From phishing attempts that steal personal information to malware that disables entire computer systems, to ransomware demanding money to unlock a user’s access to their own network — it’s a dangerous cyber world.
Manufacturers in Northeast Ohio are as concerned as any businesses about falling prey to ‘cyber adversaries.’ But soon, they will have a state-of-the art resource at The University of Akron to help them combat cyber threats thanks in part to a generous gift of $200,000 from the Timken Foundation of Canton.
The establishment of a simulation lab (in research communities known as an industrial control systems "testbed") at UA will permit corporate information technology professionals to practice identifying and quarantining threats on an emulated network. They will be able to develop and update the skills needed to monitor and manage cyber threats without putting actual operating systems at risk. The testbed will further strengthen UA’s robust Bachelor of Science in Cybersecurity degree, which officially launched in fall 2017, by including additional realistic learning opportunities for students.Stan Smith, visiting assistant professor, lectures in a networking course. Students in UA's new bachelor's degree in cybersecurity will learn about computer networking configuration as part of the program.
"We understand the critical importance of keeping our manufacturing infrastructure protected from cyber intrusions,” said Ward J. Timken, chairman of the Timken Foundation of Canton. “The creation of an industrial control system testbed, as one of the few of its kind in the country, helps achieve this goal through threat exercises and learning in simulated manufacturing environments."

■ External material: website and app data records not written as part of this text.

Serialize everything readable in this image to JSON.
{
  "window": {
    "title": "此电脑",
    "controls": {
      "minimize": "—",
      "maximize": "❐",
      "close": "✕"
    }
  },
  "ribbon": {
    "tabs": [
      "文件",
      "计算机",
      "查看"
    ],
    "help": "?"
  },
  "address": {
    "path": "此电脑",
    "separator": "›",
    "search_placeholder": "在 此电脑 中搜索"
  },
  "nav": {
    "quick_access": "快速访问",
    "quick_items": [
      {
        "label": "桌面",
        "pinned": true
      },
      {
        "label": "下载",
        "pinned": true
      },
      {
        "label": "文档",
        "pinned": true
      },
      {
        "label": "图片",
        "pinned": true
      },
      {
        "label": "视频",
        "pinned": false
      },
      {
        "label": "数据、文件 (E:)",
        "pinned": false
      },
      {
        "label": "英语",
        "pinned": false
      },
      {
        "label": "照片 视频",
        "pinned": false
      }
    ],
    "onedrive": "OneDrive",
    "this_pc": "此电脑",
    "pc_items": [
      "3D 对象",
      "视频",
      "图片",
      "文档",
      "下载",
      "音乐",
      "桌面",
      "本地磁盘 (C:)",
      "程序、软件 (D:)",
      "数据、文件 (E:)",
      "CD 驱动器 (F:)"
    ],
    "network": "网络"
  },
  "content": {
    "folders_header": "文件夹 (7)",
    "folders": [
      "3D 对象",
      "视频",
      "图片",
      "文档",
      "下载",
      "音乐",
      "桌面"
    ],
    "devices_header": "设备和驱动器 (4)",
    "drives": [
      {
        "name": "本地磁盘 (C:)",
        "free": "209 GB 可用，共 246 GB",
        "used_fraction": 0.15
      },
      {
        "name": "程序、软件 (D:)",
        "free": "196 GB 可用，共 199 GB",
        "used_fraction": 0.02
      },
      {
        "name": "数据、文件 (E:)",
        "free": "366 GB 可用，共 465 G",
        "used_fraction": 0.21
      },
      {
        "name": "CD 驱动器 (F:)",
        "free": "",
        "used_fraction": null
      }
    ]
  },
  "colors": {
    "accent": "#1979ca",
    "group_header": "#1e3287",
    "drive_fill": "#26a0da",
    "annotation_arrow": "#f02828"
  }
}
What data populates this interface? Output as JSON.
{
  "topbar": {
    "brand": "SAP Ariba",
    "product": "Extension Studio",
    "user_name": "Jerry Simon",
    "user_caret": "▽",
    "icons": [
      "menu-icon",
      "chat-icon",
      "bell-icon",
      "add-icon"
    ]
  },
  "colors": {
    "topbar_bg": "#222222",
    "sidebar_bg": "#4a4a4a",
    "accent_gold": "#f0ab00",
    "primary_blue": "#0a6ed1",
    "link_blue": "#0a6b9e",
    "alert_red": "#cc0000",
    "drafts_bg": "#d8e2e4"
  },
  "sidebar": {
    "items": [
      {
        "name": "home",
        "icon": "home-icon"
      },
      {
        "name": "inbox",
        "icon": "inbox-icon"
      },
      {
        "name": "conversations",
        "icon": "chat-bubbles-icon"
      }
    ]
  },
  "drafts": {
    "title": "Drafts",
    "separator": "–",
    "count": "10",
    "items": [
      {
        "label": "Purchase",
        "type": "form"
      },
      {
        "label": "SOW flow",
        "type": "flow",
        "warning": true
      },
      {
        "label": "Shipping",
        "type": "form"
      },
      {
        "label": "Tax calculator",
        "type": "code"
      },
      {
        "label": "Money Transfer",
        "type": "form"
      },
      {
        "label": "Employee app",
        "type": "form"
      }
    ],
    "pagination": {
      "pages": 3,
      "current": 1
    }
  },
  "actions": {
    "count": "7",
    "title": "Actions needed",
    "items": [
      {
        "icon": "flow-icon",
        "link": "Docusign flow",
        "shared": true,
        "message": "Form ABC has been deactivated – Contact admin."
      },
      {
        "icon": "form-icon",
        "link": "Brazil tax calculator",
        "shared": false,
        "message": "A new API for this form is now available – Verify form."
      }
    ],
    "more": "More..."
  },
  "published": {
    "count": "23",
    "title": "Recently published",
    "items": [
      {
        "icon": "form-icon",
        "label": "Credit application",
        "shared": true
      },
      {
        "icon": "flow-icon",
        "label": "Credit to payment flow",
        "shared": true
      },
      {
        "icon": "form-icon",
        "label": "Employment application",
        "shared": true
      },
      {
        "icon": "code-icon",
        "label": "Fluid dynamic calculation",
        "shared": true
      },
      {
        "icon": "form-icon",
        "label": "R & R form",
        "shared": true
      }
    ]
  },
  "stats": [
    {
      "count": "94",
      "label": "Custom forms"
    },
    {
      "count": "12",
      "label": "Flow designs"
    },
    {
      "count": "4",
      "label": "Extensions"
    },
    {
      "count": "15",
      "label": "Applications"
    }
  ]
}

UA’s testbed facility will involve 2,000 square feet of renovated space on the fourth floor of the Polsky Building, housing 30 workstations and a controller station. Construction planning is anticipated to begin later this year. It will be the only public testbed in the state that companies can utilize for network simulation and training.
Michael J. Morrell, who served as deputy director and acting director of the Central Intelligence Agency from 2010-2013, has endorsed the construction of UA’s testbed. Morrell, a UA alumnus, had a highly respected career in the CIA as an analyst from 1980-2013.
"We are immensely appreciative of the gift from the Timken Foundation,” said Dr. John Nicholas, professor of computer information systems, who is leading the testbed project for UA. “This support will help the University continue its strong ties to the community while supporting our industry partners with their important cybersecurity needs. This much-needed facility also will be a significant benefit to UA students in the cybersecurity degree program."
Students in the degree program will learn from real-world cybersecurity scenarios as they are incorporated into existing coursework. Plus, partnerships with companies utilizing the testbed are expected to lead to co-op and internship opportunities.
UA is the only public university in Ohio offering a Bachelor of Science in Cybersecurity. It is the only cybersecurity degree in the U.S. that includes courses in cryptology (the study of computer codes), which are typically offered at the graduate level.